**** Dataset extract

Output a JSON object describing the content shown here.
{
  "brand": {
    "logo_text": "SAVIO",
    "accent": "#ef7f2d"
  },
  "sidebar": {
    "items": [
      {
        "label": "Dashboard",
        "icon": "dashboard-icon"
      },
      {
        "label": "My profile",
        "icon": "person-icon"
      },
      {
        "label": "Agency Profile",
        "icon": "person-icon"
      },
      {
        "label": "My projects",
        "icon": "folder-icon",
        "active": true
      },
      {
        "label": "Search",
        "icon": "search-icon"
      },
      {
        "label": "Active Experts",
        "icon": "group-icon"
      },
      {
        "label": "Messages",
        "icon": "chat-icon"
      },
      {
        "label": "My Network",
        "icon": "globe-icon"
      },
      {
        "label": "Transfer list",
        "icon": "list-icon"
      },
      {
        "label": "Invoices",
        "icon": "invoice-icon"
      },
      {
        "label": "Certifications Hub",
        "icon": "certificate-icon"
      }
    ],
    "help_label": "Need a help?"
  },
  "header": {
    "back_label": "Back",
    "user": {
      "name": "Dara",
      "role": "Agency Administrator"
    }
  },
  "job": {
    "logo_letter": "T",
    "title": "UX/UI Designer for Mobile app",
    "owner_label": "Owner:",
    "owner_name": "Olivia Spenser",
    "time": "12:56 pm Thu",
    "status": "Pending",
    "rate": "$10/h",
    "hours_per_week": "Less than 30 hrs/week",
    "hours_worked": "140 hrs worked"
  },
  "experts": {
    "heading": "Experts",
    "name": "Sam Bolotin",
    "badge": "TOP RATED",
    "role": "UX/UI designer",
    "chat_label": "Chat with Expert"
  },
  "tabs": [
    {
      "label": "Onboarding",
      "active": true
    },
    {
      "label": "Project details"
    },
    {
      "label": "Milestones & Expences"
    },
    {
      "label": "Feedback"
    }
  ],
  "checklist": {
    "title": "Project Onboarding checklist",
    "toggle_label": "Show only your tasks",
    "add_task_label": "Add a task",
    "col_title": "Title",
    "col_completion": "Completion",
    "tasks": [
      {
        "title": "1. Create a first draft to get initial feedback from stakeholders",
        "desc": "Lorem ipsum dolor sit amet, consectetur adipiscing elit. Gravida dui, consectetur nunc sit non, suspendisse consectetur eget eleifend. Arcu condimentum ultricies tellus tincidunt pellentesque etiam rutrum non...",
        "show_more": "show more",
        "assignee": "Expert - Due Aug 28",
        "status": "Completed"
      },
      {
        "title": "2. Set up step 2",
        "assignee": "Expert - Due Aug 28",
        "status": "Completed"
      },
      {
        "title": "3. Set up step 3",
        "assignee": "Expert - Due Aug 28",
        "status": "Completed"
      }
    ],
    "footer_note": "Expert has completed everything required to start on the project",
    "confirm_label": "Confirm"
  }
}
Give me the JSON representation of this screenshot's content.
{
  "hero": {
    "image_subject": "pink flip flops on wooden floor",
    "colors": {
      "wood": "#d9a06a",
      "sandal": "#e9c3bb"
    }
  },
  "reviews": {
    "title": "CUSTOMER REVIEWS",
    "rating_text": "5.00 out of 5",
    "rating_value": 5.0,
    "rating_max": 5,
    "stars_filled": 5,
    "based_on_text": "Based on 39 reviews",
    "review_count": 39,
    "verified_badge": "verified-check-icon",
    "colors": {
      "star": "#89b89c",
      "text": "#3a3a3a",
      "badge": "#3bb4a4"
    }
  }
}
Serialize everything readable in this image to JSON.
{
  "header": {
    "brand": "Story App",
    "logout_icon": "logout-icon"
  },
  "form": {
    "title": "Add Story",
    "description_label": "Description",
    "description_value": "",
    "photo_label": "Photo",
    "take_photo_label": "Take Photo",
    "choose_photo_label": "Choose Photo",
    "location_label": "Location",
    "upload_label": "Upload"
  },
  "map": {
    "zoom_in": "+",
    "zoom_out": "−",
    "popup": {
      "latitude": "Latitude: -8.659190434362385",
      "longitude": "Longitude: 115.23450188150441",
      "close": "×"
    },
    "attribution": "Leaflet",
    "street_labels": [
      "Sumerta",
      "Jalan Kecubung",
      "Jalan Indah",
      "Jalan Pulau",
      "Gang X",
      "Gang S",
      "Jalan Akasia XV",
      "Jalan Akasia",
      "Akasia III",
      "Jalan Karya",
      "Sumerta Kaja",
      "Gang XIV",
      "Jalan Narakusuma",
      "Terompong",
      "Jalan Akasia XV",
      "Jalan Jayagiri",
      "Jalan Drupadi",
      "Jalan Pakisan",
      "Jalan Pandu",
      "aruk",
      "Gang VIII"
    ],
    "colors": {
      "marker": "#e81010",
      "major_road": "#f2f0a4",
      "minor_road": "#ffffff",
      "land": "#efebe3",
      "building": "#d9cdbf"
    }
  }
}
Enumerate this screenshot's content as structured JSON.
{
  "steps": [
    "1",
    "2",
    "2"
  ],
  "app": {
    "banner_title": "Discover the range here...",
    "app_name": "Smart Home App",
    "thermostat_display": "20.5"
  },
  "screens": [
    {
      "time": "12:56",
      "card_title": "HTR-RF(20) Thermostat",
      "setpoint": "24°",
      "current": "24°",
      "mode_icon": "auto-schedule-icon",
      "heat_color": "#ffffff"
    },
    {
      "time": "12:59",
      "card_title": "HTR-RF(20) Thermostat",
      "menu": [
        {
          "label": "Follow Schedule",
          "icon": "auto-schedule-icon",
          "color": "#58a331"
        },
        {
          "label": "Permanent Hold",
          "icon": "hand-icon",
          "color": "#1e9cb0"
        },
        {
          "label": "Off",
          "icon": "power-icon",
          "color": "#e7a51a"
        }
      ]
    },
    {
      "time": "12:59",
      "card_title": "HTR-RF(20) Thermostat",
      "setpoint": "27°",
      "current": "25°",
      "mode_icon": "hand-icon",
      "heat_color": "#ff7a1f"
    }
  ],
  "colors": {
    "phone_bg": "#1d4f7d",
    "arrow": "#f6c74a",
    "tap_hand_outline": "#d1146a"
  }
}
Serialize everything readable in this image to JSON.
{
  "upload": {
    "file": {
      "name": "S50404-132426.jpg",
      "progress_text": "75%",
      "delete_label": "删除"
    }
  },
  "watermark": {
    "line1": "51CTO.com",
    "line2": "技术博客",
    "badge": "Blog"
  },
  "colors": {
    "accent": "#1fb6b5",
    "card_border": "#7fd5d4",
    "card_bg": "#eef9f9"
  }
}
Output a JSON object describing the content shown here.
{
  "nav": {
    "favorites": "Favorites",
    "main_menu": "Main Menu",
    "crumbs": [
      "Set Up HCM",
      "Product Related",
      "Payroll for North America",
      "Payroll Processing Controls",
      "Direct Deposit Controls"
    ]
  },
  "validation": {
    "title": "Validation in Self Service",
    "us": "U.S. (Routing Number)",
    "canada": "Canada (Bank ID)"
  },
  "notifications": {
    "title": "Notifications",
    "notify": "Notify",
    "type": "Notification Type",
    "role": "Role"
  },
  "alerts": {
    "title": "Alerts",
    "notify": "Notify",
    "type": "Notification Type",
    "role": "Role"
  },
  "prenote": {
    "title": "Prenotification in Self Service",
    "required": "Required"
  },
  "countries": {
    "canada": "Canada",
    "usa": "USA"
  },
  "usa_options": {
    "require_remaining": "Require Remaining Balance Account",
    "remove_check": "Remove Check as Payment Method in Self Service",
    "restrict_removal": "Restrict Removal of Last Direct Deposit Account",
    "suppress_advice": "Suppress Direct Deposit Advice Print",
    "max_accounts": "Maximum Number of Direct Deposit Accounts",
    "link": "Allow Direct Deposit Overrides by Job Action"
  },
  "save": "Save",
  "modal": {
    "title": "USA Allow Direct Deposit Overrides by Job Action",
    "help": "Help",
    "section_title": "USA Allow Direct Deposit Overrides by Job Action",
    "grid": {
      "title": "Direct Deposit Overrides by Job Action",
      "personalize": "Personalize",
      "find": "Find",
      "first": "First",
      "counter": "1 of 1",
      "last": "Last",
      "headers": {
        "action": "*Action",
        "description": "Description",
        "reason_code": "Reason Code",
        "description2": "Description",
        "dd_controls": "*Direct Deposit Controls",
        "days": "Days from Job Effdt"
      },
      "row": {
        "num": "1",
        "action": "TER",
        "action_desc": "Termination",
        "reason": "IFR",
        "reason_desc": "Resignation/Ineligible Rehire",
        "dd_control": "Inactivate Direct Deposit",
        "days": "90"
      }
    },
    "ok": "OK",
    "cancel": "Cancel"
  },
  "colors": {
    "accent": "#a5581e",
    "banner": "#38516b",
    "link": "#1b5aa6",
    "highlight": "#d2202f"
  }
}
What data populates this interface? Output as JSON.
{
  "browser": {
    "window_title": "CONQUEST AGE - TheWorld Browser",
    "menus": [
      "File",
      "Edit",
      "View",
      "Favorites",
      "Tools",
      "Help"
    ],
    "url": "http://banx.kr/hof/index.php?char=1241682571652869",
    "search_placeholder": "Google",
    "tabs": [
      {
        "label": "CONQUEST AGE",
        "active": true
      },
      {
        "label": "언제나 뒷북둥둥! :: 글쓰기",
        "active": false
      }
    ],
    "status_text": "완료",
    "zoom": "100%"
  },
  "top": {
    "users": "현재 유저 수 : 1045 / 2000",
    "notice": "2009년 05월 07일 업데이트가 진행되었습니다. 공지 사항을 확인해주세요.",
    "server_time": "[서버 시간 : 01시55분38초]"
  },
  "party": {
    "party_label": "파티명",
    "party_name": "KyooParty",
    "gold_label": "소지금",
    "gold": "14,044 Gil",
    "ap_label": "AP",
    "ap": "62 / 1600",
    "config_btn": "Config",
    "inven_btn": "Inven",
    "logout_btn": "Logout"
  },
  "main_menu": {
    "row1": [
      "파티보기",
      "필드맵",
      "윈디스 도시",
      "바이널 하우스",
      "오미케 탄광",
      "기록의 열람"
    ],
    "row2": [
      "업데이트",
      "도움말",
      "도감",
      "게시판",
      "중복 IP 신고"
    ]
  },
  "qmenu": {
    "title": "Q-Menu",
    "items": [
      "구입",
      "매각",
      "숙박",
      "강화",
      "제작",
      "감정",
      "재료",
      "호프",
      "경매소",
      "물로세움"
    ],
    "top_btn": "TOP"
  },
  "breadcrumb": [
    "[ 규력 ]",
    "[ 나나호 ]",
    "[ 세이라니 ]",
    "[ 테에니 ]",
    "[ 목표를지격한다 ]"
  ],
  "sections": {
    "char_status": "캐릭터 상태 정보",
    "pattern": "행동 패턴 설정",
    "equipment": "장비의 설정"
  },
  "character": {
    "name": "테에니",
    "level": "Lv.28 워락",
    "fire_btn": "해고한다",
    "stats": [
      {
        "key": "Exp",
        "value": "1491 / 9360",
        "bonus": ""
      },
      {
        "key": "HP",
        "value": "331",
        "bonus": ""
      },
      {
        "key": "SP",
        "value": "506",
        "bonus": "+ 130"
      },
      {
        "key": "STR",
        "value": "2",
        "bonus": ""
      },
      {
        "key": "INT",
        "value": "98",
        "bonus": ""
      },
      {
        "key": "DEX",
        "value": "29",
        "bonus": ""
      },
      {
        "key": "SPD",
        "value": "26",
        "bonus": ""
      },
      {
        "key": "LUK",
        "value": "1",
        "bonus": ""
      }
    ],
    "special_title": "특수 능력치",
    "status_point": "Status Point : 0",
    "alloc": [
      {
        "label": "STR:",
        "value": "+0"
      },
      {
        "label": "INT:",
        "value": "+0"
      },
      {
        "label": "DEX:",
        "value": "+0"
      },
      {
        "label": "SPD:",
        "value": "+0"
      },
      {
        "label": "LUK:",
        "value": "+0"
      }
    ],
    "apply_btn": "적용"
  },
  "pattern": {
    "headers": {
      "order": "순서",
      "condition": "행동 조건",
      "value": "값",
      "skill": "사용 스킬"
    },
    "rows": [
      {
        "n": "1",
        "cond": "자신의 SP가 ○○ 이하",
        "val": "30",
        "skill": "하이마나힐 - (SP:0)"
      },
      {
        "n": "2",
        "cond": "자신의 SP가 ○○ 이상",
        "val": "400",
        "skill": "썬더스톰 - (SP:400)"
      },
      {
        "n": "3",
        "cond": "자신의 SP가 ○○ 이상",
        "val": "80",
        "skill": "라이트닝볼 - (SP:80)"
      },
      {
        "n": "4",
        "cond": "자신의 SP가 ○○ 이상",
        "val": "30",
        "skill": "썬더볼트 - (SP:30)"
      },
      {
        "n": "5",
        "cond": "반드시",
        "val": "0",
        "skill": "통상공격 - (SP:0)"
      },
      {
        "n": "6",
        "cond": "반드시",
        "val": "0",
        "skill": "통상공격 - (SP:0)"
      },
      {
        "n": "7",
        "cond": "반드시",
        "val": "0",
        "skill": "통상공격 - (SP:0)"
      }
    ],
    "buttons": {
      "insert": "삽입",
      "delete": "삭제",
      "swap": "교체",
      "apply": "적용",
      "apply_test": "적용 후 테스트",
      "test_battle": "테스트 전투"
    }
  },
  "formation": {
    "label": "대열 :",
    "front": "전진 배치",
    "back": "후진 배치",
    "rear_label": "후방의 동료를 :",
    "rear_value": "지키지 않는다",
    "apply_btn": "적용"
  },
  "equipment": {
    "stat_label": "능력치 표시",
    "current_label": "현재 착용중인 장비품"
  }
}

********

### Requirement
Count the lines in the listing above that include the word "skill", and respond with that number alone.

### Solution for this task
8